Although not nearly as dry as last April, last month's rainfall totals here in Houston were half those of the previous month, which was surprisingly wet, with more than 7 inches of rain. Brian Fuchs is with the U.S. Drought Monitor and says things can get dry again quickly.
"Last year we really saw the heat kick in about this time and you take some of these areas that have improved quite rapidly as far as how drought conditions have improved, you start kicking in some of that heat, you shut off some of these regular rains and all of a sudden some of these conditions that have improved show their vulnerability and some of those same impacts start coming back."
Although Houston is still considered drought-free according to the latest Drought Monitor map, Fuchs says local water reservoirs are still recovering from last year's dry spell.
"Even though they're recovering, I'd say a lot of them still have room to recover and now you go into a higher-demand time of year and you're going to start drawing-down on some of those again and will they be able to sustain themselves? Again, the key is all of sudden you see some of those precipitation events start waning and it really gives you an idea exactly where you are in that recovery."

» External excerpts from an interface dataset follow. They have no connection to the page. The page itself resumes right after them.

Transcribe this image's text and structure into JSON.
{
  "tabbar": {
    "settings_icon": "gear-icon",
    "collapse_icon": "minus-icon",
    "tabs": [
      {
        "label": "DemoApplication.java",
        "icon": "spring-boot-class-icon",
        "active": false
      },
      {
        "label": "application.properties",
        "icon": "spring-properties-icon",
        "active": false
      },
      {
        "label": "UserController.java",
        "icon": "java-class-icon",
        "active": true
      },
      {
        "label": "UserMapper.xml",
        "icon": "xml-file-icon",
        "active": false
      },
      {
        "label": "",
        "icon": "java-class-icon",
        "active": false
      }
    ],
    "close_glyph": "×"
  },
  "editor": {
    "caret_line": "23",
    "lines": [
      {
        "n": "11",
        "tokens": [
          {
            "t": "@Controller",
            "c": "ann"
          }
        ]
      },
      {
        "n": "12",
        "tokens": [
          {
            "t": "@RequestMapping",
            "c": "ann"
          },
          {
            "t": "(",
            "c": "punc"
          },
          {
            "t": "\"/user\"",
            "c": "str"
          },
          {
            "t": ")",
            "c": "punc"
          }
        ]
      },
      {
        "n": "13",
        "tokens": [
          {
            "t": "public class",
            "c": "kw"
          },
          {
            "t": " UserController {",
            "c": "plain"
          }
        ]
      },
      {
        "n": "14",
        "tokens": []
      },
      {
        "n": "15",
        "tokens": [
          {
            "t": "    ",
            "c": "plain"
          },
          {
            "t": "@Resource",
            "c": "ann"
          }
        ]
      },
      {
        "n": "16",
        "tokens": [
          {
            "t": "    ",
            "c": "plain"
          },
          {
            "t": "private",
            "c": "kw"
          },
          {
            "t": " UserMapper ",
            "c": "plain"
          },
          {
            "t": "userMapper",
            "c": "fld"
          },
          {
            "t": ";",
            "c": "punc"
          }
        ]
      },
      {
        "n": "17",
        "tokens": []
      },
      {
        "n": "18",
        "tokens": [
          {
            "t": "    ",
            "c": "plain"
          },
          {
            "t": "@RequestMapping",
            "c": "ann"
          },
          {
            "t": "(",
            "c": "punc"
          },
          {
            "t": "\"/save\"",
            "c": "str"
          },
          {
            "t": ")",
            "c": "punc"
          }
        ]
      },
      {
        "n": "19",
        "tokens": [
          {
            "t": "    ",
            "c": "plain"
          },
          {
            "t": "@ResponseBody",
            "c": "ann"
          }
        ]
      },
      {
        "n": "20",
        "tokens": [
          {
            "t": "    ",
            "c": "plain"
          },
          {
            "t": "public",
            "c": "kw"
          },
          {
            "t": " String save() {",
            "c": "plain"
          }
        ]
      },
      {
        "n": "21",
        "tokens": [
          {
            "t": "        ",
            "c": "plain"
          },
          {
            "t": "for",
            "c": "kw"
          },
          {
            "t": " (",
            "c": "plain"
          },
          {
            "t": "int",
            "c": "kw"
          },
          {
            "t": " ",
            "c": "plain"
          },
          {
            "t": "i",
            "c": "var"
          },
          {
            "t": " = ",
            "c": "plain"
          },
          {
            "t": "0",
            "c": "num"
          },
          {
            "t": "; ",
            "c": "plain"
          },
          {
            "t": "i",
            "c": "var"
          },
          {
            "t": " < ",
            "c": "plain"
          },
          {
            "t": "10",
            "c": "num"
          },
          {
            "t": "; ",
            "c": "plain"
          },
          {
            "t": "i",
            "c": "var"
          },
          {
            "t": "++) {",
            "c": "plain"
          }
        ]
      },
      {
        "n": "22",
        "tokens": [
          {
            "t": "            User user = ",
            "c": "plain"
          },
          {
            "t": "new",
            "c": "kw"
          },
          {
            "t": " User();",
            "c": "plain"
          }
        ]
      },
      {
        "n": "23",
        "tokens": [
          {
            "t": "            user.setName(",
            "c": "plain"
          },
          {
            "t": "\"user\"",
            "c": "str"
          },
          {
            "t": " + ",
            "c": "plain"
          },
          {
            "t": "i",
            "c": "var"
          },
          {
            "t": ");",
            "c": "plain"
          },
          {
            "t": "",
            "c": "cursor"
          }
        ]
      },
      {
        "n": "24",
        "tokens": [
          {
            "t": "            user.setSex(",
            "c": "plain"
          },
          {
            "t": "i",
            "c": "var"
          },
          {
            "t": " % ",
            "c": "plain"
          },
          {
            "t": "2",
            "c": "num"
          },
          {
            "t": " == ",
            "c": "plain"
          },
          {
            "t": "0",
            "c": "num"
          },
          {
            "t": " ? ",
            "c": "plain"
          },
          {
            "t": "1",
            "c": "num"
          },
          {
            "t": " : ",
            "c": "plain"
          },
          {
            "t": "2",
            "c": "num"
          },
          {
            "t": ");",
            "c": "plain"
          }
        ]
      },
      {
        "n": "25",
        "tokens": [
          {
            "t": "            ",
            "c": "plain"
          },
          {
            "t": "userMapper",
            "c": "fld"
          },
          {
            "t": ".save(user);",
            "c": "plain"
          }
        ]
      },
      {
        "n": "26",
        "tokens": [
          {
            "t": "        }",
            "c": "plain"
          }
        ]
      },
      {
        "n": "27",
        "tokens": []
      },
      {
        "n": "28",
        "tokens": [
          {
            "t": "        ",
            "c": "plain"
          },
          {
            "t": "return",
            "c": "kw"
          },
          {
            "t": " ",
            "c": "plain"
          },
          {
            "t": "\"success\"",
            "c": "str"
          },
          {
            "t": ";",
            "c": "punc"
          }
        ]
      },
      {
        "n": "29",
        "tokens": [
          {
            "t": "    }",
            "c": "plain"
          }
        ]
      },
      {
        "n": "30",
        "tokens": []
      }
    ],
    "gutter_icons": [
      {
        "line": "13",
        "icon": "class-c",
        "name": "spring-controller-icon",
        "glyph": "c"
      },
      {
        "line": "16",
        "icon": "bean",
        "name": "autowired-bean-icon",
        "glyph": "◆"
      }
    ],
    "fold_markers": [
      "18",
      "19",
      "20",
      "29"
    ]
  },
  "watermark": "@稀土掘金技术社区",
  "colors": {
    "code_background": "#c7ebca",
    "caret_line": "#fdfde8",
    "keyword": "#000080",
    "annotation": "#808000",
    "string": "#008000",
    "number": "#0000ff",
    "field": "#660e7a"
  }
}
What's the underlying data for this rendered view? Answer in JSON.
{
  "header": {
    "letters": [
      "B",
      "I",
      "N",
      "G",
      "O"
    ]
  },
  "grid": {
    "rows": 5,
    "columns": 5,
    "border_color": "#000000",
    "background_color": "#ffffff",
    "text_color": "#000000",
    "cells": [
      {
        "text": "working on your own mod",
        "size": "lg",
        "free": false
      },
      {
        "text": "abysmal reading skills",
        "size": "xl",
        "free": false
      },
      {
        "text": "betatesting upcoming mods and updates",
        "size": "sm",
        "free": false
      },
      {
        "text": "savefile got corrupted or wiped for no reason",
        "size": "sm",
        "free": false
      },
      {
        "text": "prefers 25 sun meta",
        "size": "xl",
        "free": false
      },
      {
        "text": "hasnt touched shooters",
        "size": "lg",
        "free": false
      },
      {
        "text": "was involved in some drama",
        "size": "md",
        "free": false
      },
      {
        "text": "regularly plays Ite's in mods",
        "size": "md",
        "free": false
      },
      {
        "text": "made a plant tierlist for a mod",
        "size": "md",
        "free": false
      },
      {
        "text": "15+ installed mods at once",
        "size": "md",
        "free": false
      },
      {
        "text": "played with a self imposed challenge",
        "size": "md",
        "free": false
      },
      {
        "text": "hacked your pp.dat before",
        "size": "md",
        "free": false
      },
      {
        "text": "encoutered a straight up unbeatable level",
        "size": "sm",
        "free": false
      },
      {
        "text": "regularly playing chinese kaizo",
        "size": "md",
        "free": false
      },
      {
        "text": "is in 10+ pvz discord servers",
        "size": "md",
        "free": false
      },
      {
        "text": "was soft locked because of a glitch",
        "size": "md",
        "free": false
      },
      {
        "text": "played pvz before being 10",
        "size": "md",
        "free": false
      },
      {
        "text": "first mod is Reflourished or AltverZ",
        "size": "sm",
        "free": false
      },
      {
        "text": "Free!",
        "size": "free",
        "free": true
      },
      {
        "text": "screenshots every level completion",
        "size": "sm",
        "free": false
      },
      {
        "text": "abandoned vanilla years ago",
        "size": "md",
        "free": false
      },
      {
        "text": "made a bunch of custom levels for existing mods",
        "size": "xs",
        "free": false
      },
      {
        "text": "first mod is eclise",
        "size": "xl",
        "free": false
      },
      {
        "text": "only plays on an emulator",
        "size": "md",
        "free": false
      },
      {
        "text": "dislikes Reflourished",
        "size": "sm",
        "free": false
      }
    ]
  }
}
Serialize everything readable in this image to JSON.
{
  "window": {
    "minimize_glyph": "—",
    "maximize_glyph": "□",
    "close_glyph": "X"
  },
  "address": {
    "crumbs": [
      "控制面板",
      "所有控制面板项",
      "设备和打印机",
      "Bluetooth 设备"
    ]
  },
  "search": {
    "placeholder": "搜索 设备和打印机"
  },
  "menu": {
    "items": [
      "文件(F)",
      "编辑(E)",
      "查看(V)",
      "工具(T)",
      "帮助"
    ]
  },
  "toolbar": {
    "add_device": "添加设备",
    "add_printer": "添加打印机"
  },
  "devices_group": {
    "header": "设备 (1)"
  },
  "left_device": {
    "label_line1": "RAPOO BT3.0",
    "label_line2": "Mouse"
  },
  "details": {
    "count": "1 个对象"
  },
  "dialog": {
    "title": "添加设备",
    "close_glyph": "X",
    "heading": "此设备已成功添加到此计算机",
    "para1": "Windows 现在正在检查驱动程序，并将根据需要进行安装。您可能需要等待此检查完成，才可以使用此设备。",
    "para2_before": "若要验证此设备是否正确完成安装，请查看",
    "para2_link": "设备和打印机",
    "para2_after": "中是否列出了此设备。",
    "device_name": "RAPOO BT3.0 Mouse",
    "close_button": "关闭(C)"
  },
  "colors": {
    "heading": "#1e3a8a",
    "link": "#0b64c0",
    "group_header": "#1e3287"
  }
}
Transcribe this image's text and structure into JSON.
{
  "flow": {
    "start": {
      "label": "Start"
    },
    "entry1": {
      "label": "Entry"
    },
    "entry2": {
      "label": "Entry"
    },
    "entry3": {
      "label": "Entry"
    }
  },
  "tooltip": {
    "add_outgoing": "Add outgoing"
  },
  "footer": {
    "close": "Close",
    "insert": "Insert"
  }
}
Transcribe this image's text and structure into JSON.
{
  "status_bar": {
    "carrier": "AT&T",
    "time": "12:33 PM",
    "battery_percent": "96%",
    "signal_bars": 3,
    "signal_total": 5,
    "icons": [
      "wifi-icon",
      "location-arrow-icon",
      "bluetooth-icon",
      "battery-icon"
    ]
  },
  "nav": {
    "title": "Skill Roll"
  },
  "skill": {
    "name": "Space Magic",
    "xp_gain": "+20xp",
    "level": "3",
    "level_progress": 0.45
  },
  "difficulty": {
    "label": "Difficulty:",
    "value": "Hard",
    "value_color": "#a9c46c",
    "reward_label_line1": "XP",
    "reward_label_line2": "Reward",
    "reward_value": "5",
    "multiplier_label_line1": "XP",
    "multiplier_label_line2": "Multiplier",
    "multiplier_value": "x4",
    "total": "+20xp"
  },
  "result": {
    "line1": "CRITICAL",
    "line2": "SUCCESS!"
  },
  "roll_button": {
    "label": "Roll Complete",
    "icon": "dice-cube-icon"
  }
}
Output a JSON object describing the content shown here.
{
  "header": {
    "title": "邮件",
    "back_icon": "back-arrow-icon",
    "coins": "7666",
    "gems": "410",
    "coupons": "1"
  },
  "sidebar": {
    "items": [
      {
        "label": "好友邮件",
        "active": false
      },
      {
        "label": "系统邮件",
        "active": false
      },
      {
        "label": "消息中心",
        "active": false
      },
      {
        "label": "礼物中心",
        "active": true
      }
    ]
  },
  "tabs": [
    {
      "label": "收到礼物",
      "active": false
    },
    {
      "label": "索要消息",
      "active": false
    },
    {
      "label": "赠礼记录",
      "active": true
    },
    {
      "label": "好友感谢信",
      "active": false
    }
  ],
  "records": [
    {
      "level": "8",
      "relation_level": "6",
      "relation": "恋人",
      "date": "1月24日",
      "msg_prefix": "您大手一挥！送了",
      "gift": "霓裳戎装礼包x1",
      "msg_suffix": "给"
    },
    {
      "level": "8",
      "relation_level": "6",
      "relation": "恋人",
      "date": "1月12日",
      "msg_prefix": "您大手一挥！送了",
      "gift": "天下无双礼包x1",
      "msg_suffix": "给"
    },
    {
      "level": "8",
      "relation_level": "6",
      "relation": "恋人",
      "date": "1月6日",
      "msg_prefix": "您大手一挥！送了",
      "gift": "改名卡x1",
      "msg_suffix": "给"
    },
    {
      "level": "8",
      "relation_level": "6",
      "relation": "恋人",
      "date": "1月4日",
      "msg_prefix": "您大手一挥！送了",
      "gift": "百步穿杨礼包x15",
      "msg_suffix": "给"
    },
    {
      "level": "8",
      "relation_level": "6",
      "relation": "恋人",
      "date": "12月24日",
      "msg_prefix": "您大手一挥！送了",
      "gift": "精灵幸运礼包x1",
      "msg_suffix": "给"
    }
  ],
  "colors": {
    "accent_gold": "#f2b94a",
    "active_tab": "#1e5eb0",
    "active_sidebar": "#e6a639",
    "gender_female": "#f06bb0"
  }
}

Last year's drought started in earnest in February, when there was only a third of an inch of rain in Houston.